McALLEN — Outside of declining sales tax revenues, drainage issues, traffic at the ports of entry, and representation in state and federal government were among the topics candidates discussed at the District 1 forum Thursday.
The candidates — Joseph M. Caporusso, a podiatrist; Javier Villalobos, an attorney; and Timothy Wilkins, owner of Sofie’s ‘SS’ Saloon and CEO of CADTax Property Tax Consulting — answered questions from a three-person panel comprised of Monitor reporter Mitchell Ferman, radio host Davis Rankin from KURV and Monica Stewart of Futuro McAllen, which hosted the forum.
Caporusso, Villalobos and Wilkins are vying for the remainder of the term of now-former Commissioner Richard Cortez, whose post was vacated upon his entering the county judge’s race.
However, it was the candidates’ experience and qualifications that book-ended the forum.
Villalobos emphasized his experience working in “the municipal arena,” as well as working in housing and economic development.
“I know some of the pitfalls in municipalities; I know budgets; I know what I can do for the city,” he said.
Caporusso spoke of providing a new perspective and touted his background serving on several boards.
“I have leadership experience where it counts,” Caporusso said during opening statements, and later cited his experience on the McAllen school board, the convention center advisory board and Friends of Quinta Mazatlán, among others.

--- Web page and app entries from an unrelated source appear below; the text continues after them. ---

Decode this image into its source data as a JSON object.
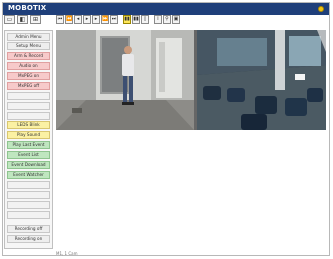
{
  "header": {
    "brand": "MOBOTIX"
  },
  "colors": {
    "brand_bar": "#1f3f7a",
    "status_led": "#f2c40f"
  },
  "top_icons": [
    "window-icon",
    "layout-icon",
    "grid-icon"
  ],
  "toolbar": {
    "buttons": [
      "first-icon",
      "rewind-icon",
      "prev-icon",
      "play-icon",
      "next-icon",
      "forward-icon",
      "last-icon",
      "live-icon",
      "live2-icon",
      "mark-icon",
      "info-icon",
      "search-icon",
      "save-icon"
    ]
  },
  "sidebar": {
    "items": [
      {
        "label": "Admin Menu",
        "style": "grey"
      },
      {
        "label": "Setup Menu",
        "style": "grey"
      },
      {
        "label": "Arm & Record",
        "style": "pink"
      },
      {
        "label": "Audio on",
        "style": "pink"
      },
      {
        "label": "MxPEG on",
        "style": "pink"
      },
      {
        "label": "MxPEG off",
        "style": "pink"
      },
      {
        "label": "",
        "style": "empty"
      },
      {
        "label": "",
        "style": "empty"
      },
      {
        "label": "",
        "style": "empty"
      },
      {
        "label": "LEDS Blink",
        "style": "yellow"
      },
      {
        "label": "Play Sound",
        "style": "yellow"
      },
      {
        "label": "Play Last Event",
        "style": "green"
      },
      {
        "label": "Event List",
        "style": "green"
      },
      {
        "label": "Event Download",
        "style": "green"
      },
      {
        "label": "Event Watcher",
        "style": "green"
      },
      {
        "label": "",
        "style": "empty"
      },
      {
        "label": "",
        "style": "empty"
      },
      {
        "label": "",
        "style": "empty"
      },
      {
        "label": "",
        "style": "empty"
      },
      {
        "label": "Recording off",
        "style": "grey"
      },
      {
        "label": "Recording on",
        "style": "grey"
      },
      {
        "label": "",
        "style": "empty"
      }
    ]
  },
  "status_text": "M1, 1 Cam"
}
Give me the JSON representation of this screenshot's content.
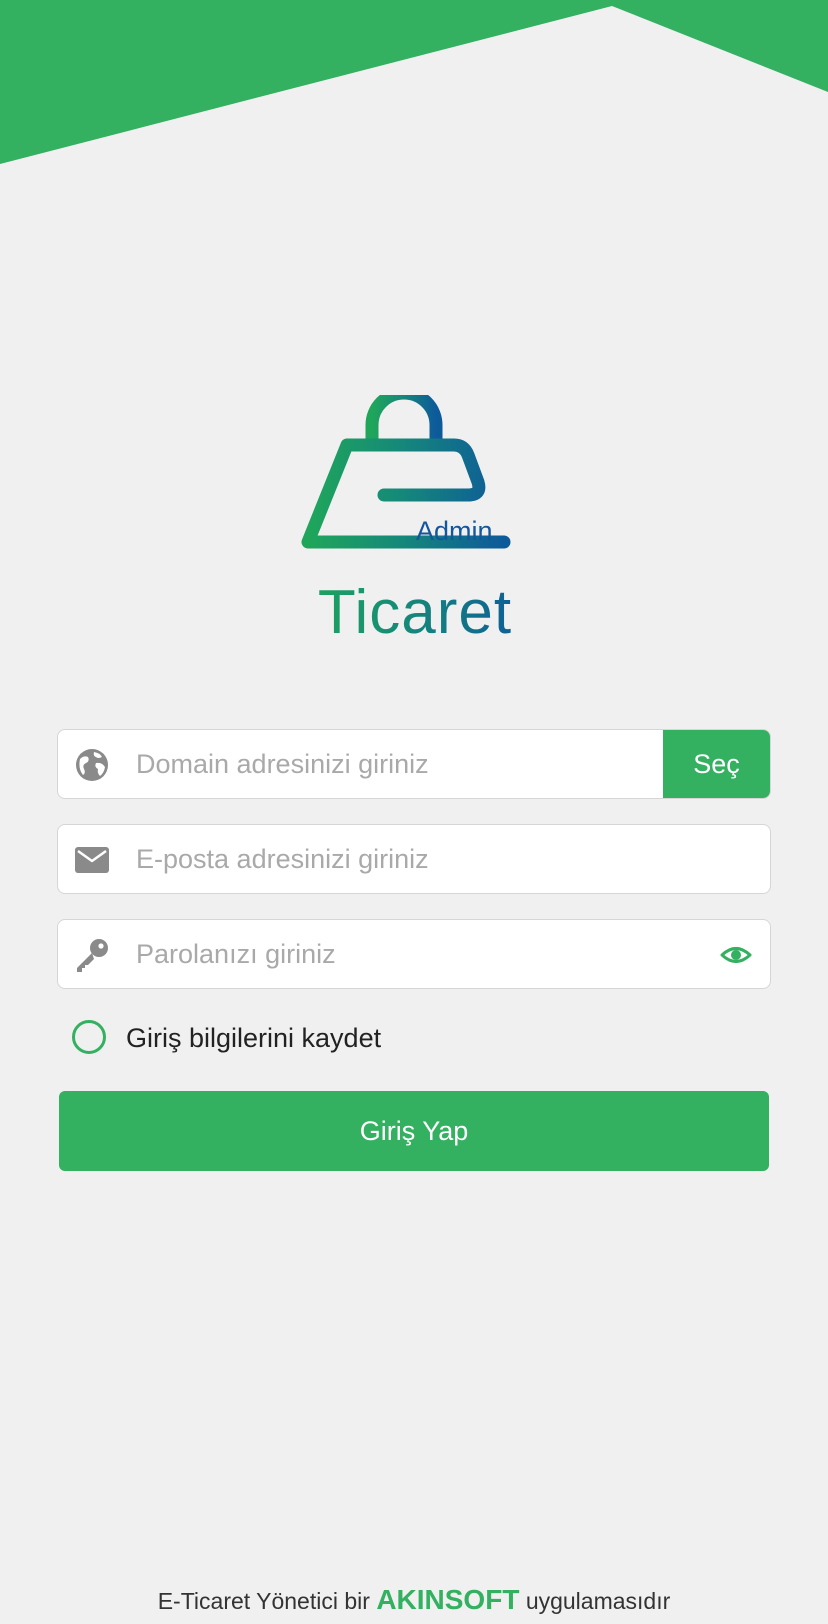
{
  "colors": {
    "accent": "#34b061",
    "background": "#f0f0f0",
    "brand_blue": "#12569c"
  },
  "logo": {
    "badge": "Admin",
    "wordmark": "Ticaret"
  },
  "domain": {
    "icon": "globe-icon",
    "value": "",
    "placeholder": "Domain adresinizi giriniz",
    "select_label": "Seç"
  },
  "email": {
    "icon": "envelope-icon",
    "value": "",
    "placeholder": "E-posta adresinizi giriniz"
  },
  "password": {
    "icon": "key-icon",
    "value": "",
    "placeholder": "Parolanızı giriniz",
    "toggle_icon": "eye-icon"
  },
  "remember": {
    "label": "Giriş bilgilerini kaydet",
    "checked": false
  },
  "login_button": "Giriş Yap",
  "footer": {
    "prefix": "E-Ticaret Yönetici bir",
    "brand": "AKINSOFT",
    "suffix": "uygulamasıdır"
  }
}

Wilkins, for his part, said he would bring a small business mindset to the city commission.
He also did not shy away from criticizing his opponents, framing Villalobos’ role with the city of Donna, where he now serves as city attorney, and Caporusso’s stake in Doctors Hospital at Renaissance as potential conflicts of interest.
Both, however, denied their interests in those entities would compromise their responsibilities to the city.
“If you believe that I will do something against a policy or a person because of my investment, then I’m not your person,” Caporusso said, “because that just insults me.”
Villalobos said he wasn’t afraid to stand up against issues he disagreed with, referencing his opposition to the hospital district in the past.
“I will be vocal in the commission if I see something that isn’t right,” he said.
To close, Wilkins — like he did during the first forum in December — compared the city to the center of a doughnut, stating that the outside of McAllen is being developed.
The city needs someone with small business experience, he argued, to help spur that development.
“In order to fix (those issues), you need to have somebody on the city commission that’s got a small business perspective,” Wilkins said. “I’ve been a small business guy my entire life.”